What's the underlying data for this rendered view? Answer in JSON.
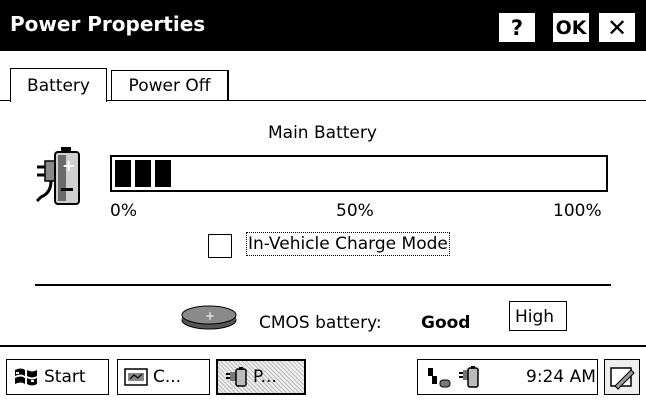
{
  "window": {
    "title": "Power Properties",
    "help_label": "?",
    "ok_label": "OK",
    "close_label": "✕"
  },
  "tabs": [
    {
      "label": "Battery",
      "selected": true
    },
    {
      "label": "Power Off",
      "selected": false
    }
  ],
  "battery": {
    "label": "Main Battery",
    "level_percent": 14,
    "scale": [
      "0%",
      "50%",
      "100%"
    ]
  },
  "in_vehicle": {
    "label": "In-Vehicle Charge Mode",
    "checked": false
  },
  "cmos": {
    "label": "CMOS battery:",
    "status": "Good",
    "level": "High"
  },
  "taskbar": {
    "start_label": "Start",
    "tasks": [
      "C...",
      "P..."
    ],
    "clock": "9:24 AM"
  },
  "icons": {
    "battery": "battery-plug-icon",
    "cmos": "cmos-battery-icon",
    "start": "windows-flag-icon",
    "desktop": "show-desktop-icon"
  }
}
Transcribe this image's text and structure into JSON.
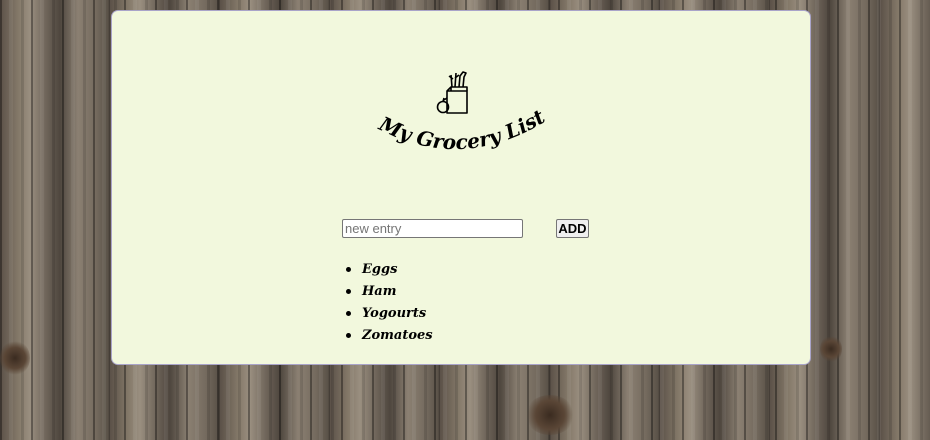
{
  "app": {
    "title": "My Grocery List",
    "logo_icon": "grocery-bag-icon"
  },
  "form": {
    "input_placeholder": "new entry",
    "input_value": "",
    "add_label": "ADD"
  },
  "list": {
    "items": [
      {
        "label": "Eggs"
      },
      {
        "label": "Ham"
      },
      {
        "label": "Yogourts"
      },
      {
        "label": "Zomatoes"
      }
    ]
  },
  "colors": {
    "panel_background": "#f2f8dd",
    "panel_border": "#a9a4c9",
    "text": "#000000"
  }
}
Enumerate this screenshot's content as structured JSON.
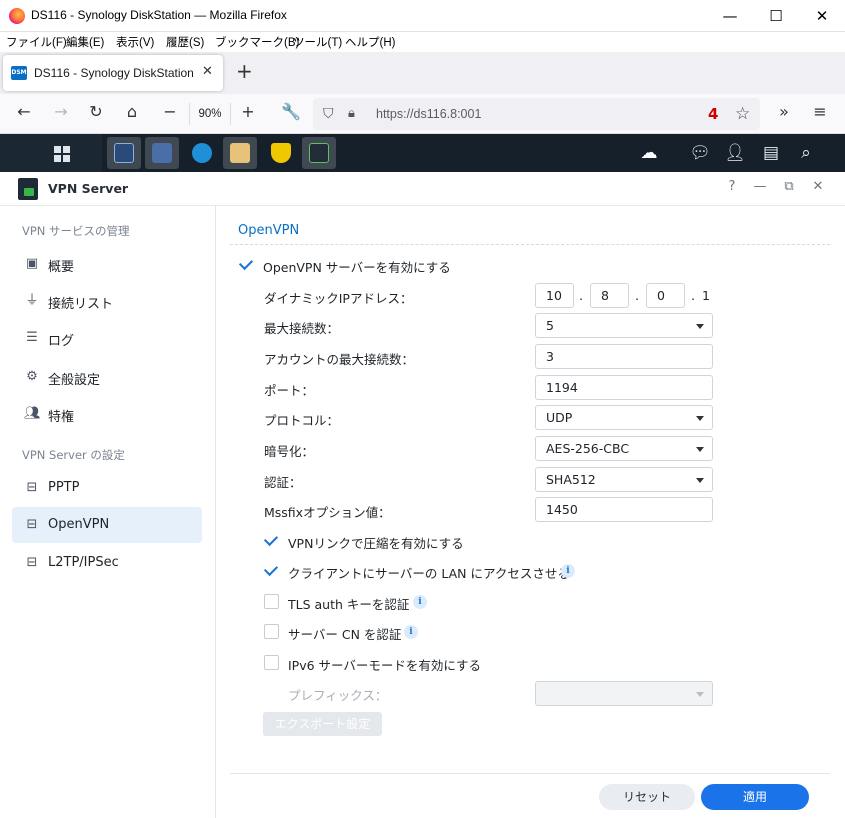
{
  "browser": {
    "window_title": "DS116 - Synology DiskStation — Mozilla Firefox",
    "menu": [
      "ファイル(F)",
      "編集(E)",
      "表示(V)",
      "履歴(S)",
      "ブックマーク(B)",
      "ツール(T)",
      "ヘルプ(H)"
    ],
    "tab_favicon": "DSM",
    "tab_title": "DS116 - Synology DiskStation",
    "zoom": "90%",
    "url": "https://ds116.8:001",
    "notification_count": "4"
  },
  "dsm_taskbar": {
    "apps": [
      "main-menu",
      "resource-monitor",
      "storage-manager",
      "web-station",
      "package-center",
      "security-advisor",
      "vpn-server"
    ],
    "active_app": "vpn-server"
  },
  "window": {
    "title": "VPN Server",
    "controls": [
      "?",
      "—",
      "⧉",
      "✕"
    ]
  },
  "sidebar": {
    "section1": "VPN サービスの管理",
    "items1": [
      {
        "label": "概要",
        "icon": "overview-icon"
      },
      {
        "label": "接続リスト",
        "icon": "plug-icon"
      },
      {
        "label": "ログ",
        "icon": "list-icon"
      },
      {
        "label": "全般設定",
        "icon": "gear-icon"
      },
      {
        "label": "特権",
        "icon": "users-icon"
      }
    ],
    "section2": "VPN Server の設定",
    "items2": [
      {
        "label": "PPTP",
        "icon": "network-icon"
      },
      {
        "label": "OpenVPN",
        "icon": "network-icon",
        "selected": true
      },
      {
        "label": "L2TP/IPSec",
        "icon": "network-icon"
      }
    ]
  },
  "main": {
    "section_title": "OpenVPN",
    "enable_label": "OpenVPN サーバーを有効にする",
    "enable_checked": true,
    "fields": {
      "dynamic_ip_label": "ダイナミックIPアドレス：",
      "ip_octets": [
        "10",
        "8",
        "0",
        "1"
      ],
      "max_conn_label": "最大接続数：",
      "max_conn": "5",
      "max_conn_account_label": "アカウントの最大接続数：",
      "max_conn_account": "3",
      "port_label": "ポート：",
      "port": "1194",
      "protocol_label": "プロトコル：",
      "protocol": "UDP",
      "encryption_label": "暗号化：",
      "encryption": "AES-256-CBC",
      "auth_label": "認証：",
      "auth": "SHA512",
      "mssfix_label": "Mssfixオプション値：",
      "mssfix": "1450"
    },
    "options": {
      "compression": "VPNリンクで圧縮を有効にする",
      "lan_access": "クライアントにサーバーの LAN にアクセスさせる",
      "tls_auth": "TLS auth キーを認証",
      "server_cn": "サーバー CN を認証",
      "ipv6": "IPv6 サーバーモードを有効にする",
      "prefix_label": "プレフィックス："
    },
    "export_button": "エクスポート設定",
    "reset_button": "リセット",
    "apply_button": "適用"
  },
  "colors": {
    "accent": "#1a73e8",
    "taskbar": "#16202b",
    "selected_bg": "#e6f0fb"
  }
}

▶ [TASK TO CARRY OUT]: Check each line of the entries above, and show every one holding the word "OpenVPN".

▶ [SOLUTION FOR THIS EXERCISE]:
        "label": "OpenVPN",
    "section_title": "OpenVPN",
    "enable_label": "OpenVPN サーバーを有効にする",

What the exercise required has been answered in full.